  3. Type list disk and press Enter. This will display all disks detected by your system.
  4. Look at the disks listed and identify any marked as “RAID”. These are part of a RAID array.
  5. You can also type select disk X (where X is the disk number) and press Enter to select an individual disk.
  6. Then type detail disk and press Enter to view details about that specific disk, including if it is part of a RAID array.

Using the diskpart tool to list disks and view disk details provides a simple way to identify RAID arrays from the Windows command line. This can help determine if your system is using hardware or software RAID without having to open up the computer case.

For more information, see this guide from Microsoft on checking RAID status using diskpart.

Review Installed Programs

One way to determine if you have hardware or software RAID is to check for RAID management software in your installed programs list. Many RAID controllers come with proprietary software to set up and manage RAID configurations. Some examples of RAID management programs include SoftRAID, OWC SoftRAID, and Intel Rapid Storage Technology.

To review your installed programs on Windows, go to Settings > Apps > Installed apps.
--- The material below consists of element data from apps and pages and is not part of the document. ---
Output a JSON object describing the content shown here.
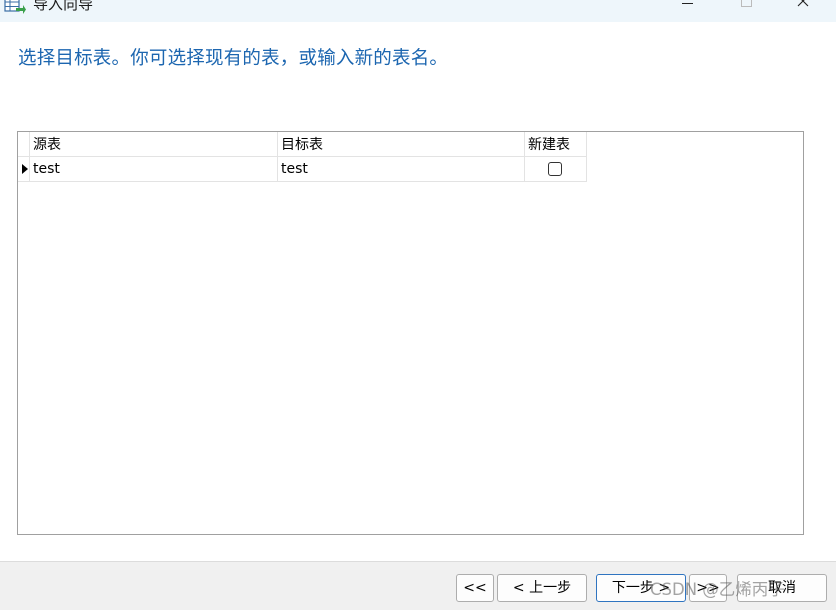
{
  "window": {
    "title": "导入向导",
    "icon": "import-wizard-icon",
    "controls": [
      "minimize-icon",
      "maximize-icon",
      "close-icon"
    ]
  },
  "instruction": "选择目标表。你可选择现有的表，或输入新的表名。",
  "grid": {
    "columns": [
      "源表",
      "目标表",
      "新建表"
    ],
    "rows": [
      {
        "source": "test",
        "target": "test",
        "new_table": false
      }
    ]
  },
  "buttons": {
    "first": "<<",
    "prev": "< 上一步",
    "next": "下一步 >",
    "last": ">>",
    "cancel": "取消"
  },
  "watermark": "CSDN @乙烯丙子",
  "colors": {
    "title_bar": "#eef6fb",
    "instruction_text": "#1c66b0",
    "footer": "#f0f0f0",
    "default_button_border": "#2f74c0"
  }
}
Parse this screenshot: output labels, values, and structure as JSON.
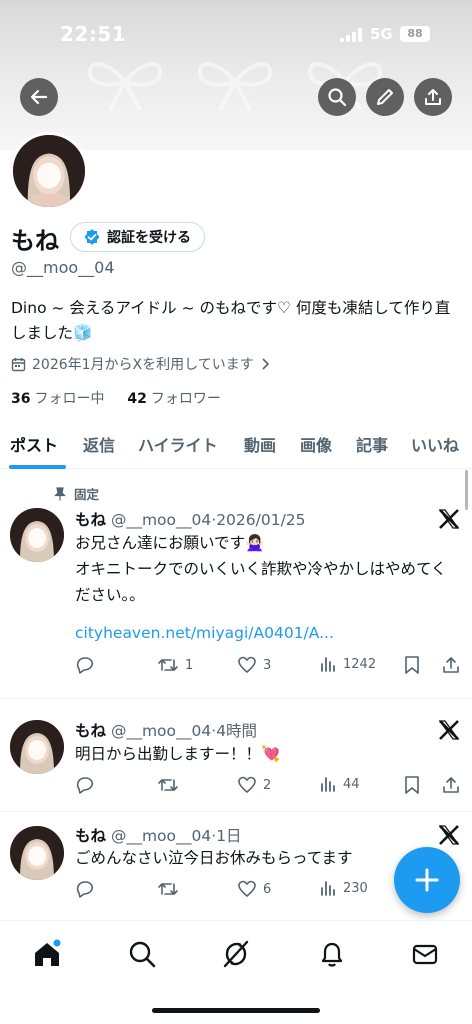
{
  "status_bar": {
    "time": "22:51",
    "network": "5G",
    "battery": "88"
  },
  "profile": {
    "name": "もね",
    "verify_label": "認証を受ける",
    "handle": "@__moo__04",
    "bio": "Dino ~ 会えるアイドル ~ のもねです♡ 何度も凍結して作り直しました🧊",
    "joined": "2026年1月からXを利用しています",
    "following_count": "36",
    "following_label": "フォロー中",
    "followers_count": "42",
    "followers_label": "フォロワー"
  },
  "tabs": [
    "ポスト",
    "返信",
    "ハイライト",
    "動画",
    "画像",
    "記事",
    "いいね"
  ],
  "pinned_label": "固定",
  "posts": [
    {
      "name": "もね",
      "handle": "@__moo__04",
      "time": "2026/01/25",
      "text": "お兄さん達にお願いです🙅🏻‍♀️\nオキニトークでのいくいく詐欺や冷やかしはやめてください。。",
      "link": "cityheaven.net/miyagi/A0401/A...",
      "replies": "",
      "reposts": "1",
      "likes": "3",
      "views": "1242"
    },
    {
      "name": "もね",
      "handle": "@__moo__04",
      "time": "4時間",
      "text": "明日から出勤しますー！！💘",
      "replies": "",
      "reposts": "",
      "likes": "2",
      "views": "44"
    },
    {
      "name": "もね",
      "handle": "@__moo__04",
      "time": "1日",
      "text": "ごめんなさい泣今日お休みもらってます",
      "replies": "",
      "reposts": "",
      "likes": "6",
      "views": "230"
    }
  ],
  "icons": {
    "back": "arrow-left-icon",
    "search": "search-icon",
    "edit": "pencil-icon",
    "share": "share-icon",
    "verified": "verified-badge-icon",
    "calendar": "calendar-icon",
    "pin": "pin-icon",
    "reply": "reply-icon",
    "repost": "repost-icon",
    "like": "heart-icon",
    "views": "views-icon",
    "bookmark": "bookmark-icon",
    "compose": "plus-icon",
    "nav": [
      "home-icon",
      "search-icon",
      "grok-icon",
      "bell-icon",
      "mail-icon"
    ]
  },
  "colors": {
    "accent": "#1d9bf0",
    "text": "#0f1419",
    "muted": "#536471"
  }
}
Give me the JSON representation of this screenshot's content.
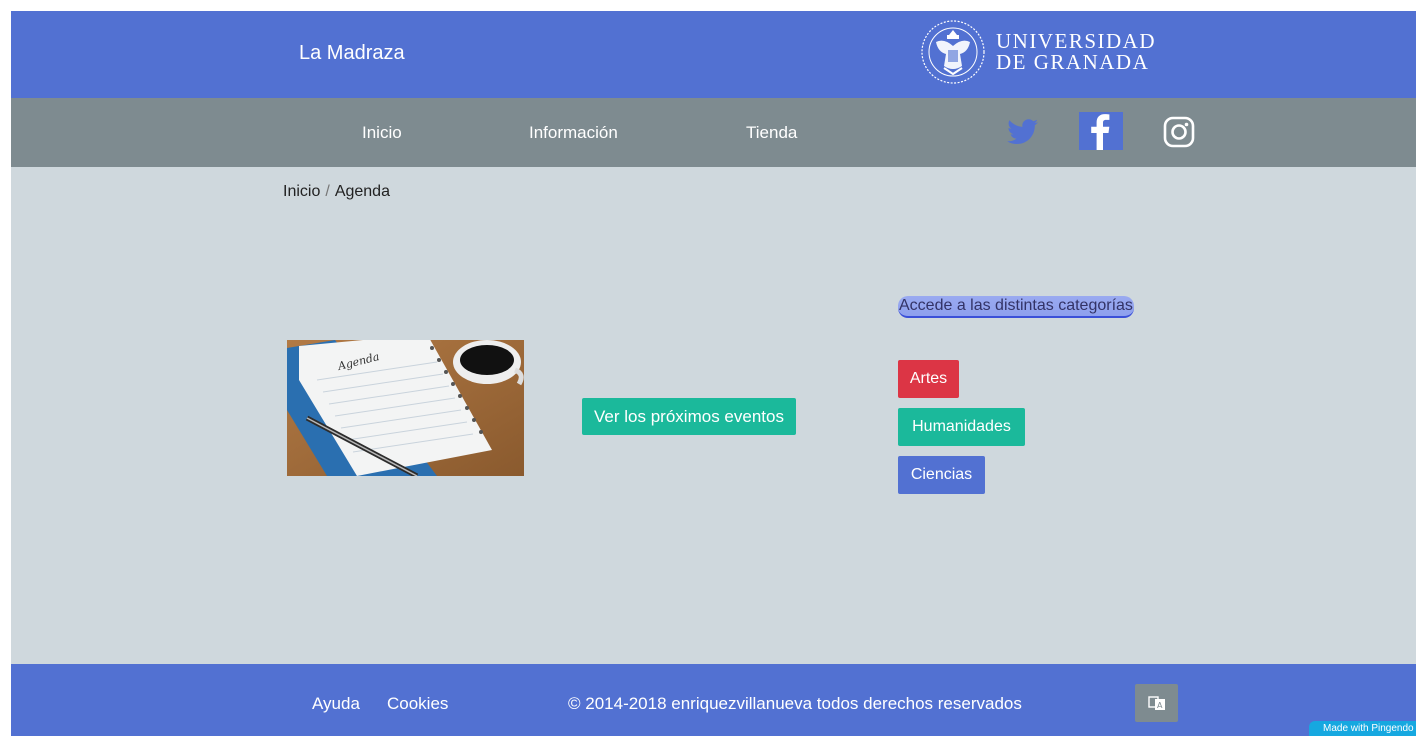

Look for any programs related to RAID, disk management, or your RAID controller brand. The presence of a RAID software program likely indicates you have hardware RAID. If you don’t see any relevant programs, it may suggest a software RAID setup instead.

On Mac, go to Finder > Applications. Scan for RAID programs like SoftRAID. You can also search by keywords to find any disk utility or RAID apps. As on Windows, the presence of controller-specific software points to hardware RAID.

Checking your installed programs can quickly reveal if RAID is hardware or software-based. However, absence of RAID software is not definitive – some hardware RAID systems don’t include or require dedicated apps. So you may need to combine this check with other methods to be sure.

Check the Registry

The Windows registry contains configuration information for hardware and software on your system. You can check a few registry keys related to RAID to help determine if you have hardware or software RAID:

For Intel RAID, check these registry keys:

For AMD RAID, look for these keys:


For NVIDIA RAID, check here:

The presence of any of these registry keys indicates that your system likely has hardware RAID via that controller brand. If you don’t see any relevant keys, it points to a software RAID configuration instead.

Checking the registry can help provide definitive proof of hardware vs. software RAID, but it does require some familiarity with navigating the registry. Alternatively, RAID detection utilities provide an easier way to get this info.

Run RAID Detection Software

Third-party RAID detection utilities like RAIDXpert can help identify the RAID configuration on your system. These tools scan the drives and analyze the structure to determine if hardware or software RAID is implemented. Many also provide details like the RAID type, number of disks, stripe size, and more. Running one of these utilities can provide definitive proof of the RAID setup.

Popular free options include Intel’s RAID Discovery Tool for their controllers and the generic RAIDXpert Lite. There are also more full-featured paid solutions like RAIDXpert and R-Studio. These typically provide more configuration details and advanced features compared to free options.


Hardware and software RAIDs have their differences and advantages. A hardware RAID uses a physical adapter in your computer to manage the RAID while a software RAID relies on your operating system and software drivers.

To determine if you have a hardware or software RAID, first check your computer’s specifications and inside the case for a physical RAID controller card. You can also check disk management, diskpart, and installed programs for indications of RAID software being present. Utilities like RAID detection software can scan your system and identify both hardware and software RAID configurations.

The key takeaways for distinguishing hardware vs software RAID are to look for physical RAID adapter cards for hardware RAID and indicators of RAID software like device drivers for software RAID. By examining your system’s hardware, software, and utilities, you can identify what type of RAID implementation you have.